**What to do:** Output the data exactly, with every line intact.
=== Material supplied ===
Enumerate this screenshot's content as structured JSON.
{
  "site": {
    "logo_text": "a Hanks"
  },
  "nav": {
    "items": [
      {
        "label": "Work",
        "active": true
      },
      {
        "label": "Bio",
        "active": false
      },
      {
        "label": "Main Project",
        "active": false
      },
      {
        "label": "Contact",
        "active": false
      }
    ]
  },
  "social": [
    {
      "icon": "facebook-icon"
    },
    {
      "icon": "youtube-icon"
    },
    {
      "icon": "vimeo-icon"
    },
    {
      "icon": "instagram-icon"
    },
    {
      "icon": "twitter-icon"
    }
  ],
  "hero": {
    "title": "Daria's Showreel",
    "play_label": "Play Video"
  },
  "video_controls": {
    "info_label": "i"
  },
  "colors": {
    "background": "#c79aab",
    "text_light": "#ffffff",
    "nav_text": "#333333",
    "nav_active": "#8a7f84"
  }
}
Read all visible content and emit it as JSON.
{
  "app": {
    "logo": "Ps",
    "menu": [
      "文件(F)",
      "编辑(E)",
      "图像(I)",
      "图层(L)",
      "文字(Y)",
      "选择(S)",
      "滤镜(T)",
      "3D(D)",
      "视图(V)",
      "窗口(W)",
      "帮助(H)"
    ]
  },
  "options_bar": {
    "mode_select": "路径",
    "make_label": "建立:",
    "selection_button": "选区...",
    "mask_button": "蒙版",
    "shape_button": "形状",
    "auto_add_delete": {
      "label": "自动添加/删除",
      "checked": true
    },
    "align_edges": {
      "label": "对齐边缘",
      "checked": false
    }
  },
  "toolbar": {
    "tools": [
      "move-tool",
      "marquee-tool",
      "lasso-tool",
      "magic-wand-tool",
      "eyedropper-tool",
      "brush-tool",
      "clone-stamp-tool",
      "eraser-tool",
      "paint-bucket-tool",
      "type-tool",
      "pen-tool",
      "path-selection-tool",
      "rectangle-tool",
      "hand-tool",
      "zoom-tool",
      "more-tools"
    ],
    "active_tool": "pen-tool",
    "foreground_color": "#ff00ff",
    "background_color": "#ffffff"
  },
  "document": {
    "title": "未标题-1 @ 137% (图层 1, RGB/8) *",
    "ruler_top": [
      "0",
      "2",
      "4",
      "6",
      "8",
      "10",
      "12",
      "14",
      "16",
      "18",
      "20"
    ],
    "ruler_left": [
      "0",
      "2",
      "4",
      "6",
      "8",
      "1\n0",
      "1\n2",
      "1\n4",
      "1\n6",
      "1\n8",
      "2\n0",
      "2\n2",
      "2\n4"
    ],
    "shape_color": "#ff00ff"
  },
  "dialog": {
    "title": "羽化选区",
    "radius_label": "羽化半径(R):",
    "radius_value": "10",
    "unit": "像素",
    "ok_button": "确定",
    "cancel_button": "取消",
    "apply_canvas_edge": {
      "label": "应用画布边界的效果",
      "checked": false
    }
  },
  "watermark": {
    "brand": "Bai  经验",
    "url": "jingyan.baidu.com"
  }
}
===
**Solved exercise:**
Enumerate this screenshot's content as structured JSON.
{
  "site": {
    "logo_text": "a Hanks"
  },
  "nav": {
    "items": [
      {
        "label": "Work",
        "active": true
      },
      {
        "label": "Bio",
        "active": false
      },
      {
        "label": "Main Project",
        "active": false
      },
      {
        "label": "Contact",
        "active": false
      }
    ]
  },
  "social": [
    {
      "icon": "facebook-icon"
    },
    {
      "icon": "youtube-icon"
    },
    {
      "icon": "vimeo-icon"
    },
    {
      "icon": "instagram-icon"
    },
    {
      "icon": "twitter-icon"
    }
  ],
  "hero": {
    "title": "Daria's Showreel",
    "play_label": "Play Video"
  },
  "video_controls": {
    "info_label": "i"
  },
  "colors": {
    "background": "#c79aab",
    "text_light": "#ffffff",
    "nav_text": "#333333",
    "nav_active": "#8a7f84"
  }
}
Read all visible content and emit it as JSON.
{
  "app": {
    "logo": "Ps",
    "menu": [
      "文件(F)",
      "编辑(E)",
      "图像(I)",
      "图层(L)",
      "文字(Y)",
      "选择(S)",
      "滤镜(T)",
      "3D(D)",
      "视图(V)",
      "窗口(W)",
      "帮助(H)"
    ]
  },
  "options_bar": {
    "mode_select": "路径",
    "make_label": "建立:",
    "selection_button": "选区...",
    "mask_button": "蒙版",
    "shape_button": "形状",
    "auto_add_delete": {
      "label": "自动添加/删除",
      "checked": true
    },
    "align_edges": {
      "label": "对齐边缘",
      "checked": false
    }
  },
  "toolbar": {
    "tools": [
      "move-tool",
      "marquee-tool",
      "lasso-tool",
      "magic-wand-tool",
      "eyedropper-tool",
      "brush-tool",
      "clone-stamp-tool",
      "eraser-tool",
      "paint-bucket-tool",
      "type-tool",
      "pen-tool",
      "path-selection-tool",
      "rectangle-tool",
      "hand-tool",
      "zoom-tool",
      "more-tools"
    ],
    "active_tool": "pen-tool",
    "foreground_color": "#ff00ff",
    "background_color": "#ffffff"
  },
  "document": {
    "title": "未标题-1 @ 137% (图层 1, RGB/8) *",
    "ruler_top": [
      "0",
      "2",
      "4",
      "6",
      "8",
      "10",
      "12",
      "14",
      "16",
      "18",
      "20"
    ],
    "ruler_left": [
      "0",
      "2",
      "4",
      "6",
      "8",
      "1\n0",
      "1\n2",
      "1\n4",
      "1\n6",
      "1\n8",
      "2\n0",
      "2\n2",
      "2\n4"
    ],
    "shape_color": "#ff00ff"
  },
  "dialog": {
    "title": "羽化选区",
    "radius_label": "羽化半径(R):",
    "radius_value": "10",
    "unit": "像素",
    "ok_button": "确定",
    "cancel_button": "取消",
    "apply_canvas_edge": {
      "label": "应用画布边界的效果",
      "checked": false
    }
  },
  "watermark": {
    "brand": "Bai  经验",
    "url": "jingyan.baidu.com"
  }
}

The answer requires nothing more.